La impresión generalizada en este punto del año es que los republicanos tomarán la Cámara de Representantes pero se quedarán a las puertas de tomar el Senado. El GOP ganará un buen número de escaños en el Senado pero pocos creen que vayan a ser suficientes para hacerse con la mayoría porque con sólo un tercio de los asientos en juego ganar 10 escaños en un sólo ciclo electoral (+ el ganado en enero en Massachusetts serían +11) sería algo de proporciones épicas. El record de los últimos 50 años se estableció en 1980 con +12 para los republicanos, coincidiendo con la elección de Reagan; en 1994 fueron +8.
Charlie Cook lo ve posible observando la tendencia tradicional de las carreras igualadas a inclinarse en favor del partido que gana a nivel nacional. Pero el GOP tendría que llevarse casi todo lo que está en juego.
(...) Suffice it to say that Republicans have a good shot of holding all their seats. If that's true, then the GOP would need to win 10 Democratic-held seats to win the majority.

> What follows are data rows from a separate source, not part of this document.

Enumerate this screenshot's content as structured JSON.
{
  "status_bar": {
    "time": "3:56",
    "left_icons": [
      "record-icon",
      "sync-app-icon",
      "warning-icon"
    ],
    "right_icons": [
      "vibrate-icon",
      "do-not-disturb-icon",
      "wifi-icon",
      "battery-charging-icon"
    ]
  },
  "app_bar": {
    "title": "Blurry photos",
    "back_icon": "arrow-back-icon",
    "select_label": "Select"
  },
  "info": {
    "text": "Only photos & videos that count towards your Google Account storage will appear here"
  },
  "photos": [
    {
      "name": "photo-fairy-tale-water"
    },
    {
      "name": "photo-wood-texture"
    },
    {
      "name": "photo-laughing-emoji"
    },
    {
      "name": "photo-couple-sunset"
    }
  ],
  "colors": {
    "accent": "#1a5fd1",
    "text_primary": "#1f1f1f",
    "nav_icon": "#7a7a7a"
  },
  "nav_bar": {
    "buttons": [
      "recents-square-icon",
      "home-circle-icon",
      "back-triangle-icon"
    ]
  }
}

Turning to the Democratic-held seats, the open seats in Delaware, Indiana, and North Dakota are pretty much goners, and it appears increasingly remote that Sen. Blanche Lincoln can make a successful comeback in Arkansas. This would bring Democratic losses to four.
For much of this year, it seemed a near mathematical impossibility that Republicans could score the 10-seat net gain needed to flip the Senate, which is split between 59 Democrats (including two independents who caucus with Democrats and largely vote with the party) and 41 Republicans. As recently as six weeks ago, I wrote in a CongressDailyAM column that a GOP win was "certainly possible" but "still fairly unlikely." Although the "fairly unlikely" part is still valid, the possibility of a GOP takeover is growing.
If I had to make a wager today, I would bet that the open seats in Illinois and Pennsylvania will also fall to Republicans, although both races remain quite competitive and are hardly over. If my hunch is correct, Republicans would gain six seats. That brings us to Democratic incumbents Michael Bennet (Colorado), Barbara Boxer (California), Russell Feingold (Wisconsin), Patty Murray (Washington), and Harry Reid (Nevada), who are all roughly even-money bets. Boxer, Murray, and Reid have statistically insignificant leads over their challengers, while Bennet and Feingold trail their opponents by similarly insignificant margins.
In Connecticut, where the seat is open, Democrats are watching their once huge lead erode rapidly. Some Republicans are also eyeing the West Virginia open seat, noting that President Obama's job-approval ratings in the Mountaineer State are among his lowest in the country, and they speculate it could get interesting as Democratic Gov. Joe Manchin pivots from state issues to more polarizing and ideological national ones.
With this many races in play, Democrats may have to perform triage and focus their resources on those that remain winnable. That means giving up on the rest.
Of the 18 competitive Senate races (this number doesn't include Vitter, Burr, or the seat in West Virginia), Republicans would need to win 16 to secure a majority, and certainly logic suggests that the odds of achieving this would be long in any remotely normal year. But the operative term is "in a normal year," which this is most certainly not.
The Senate editor of The Cook Political Report, Jennifer Duffy, notes that the toss-up races don't always break evenly. She points to the Democratic wave year of 2006, when the party won 89 percent of the nine races that The Cook Political Report rated as toss-ups before the election. In 2008, Democrats won 78 percent of the toss-up races, while in 2004, a good year for Republicans, the GOP won 89 percent of the most competitive races. In other words, these wave elections produce a cascading effect in which the close races often break disproportionately toward the wave. The exception was 1982, when the anti-Republican wave that hit the House missed the Senate as the closest races broke in the GOP's favor.
The odds still favor Democrats holding their majority, but that is no longer given. (...)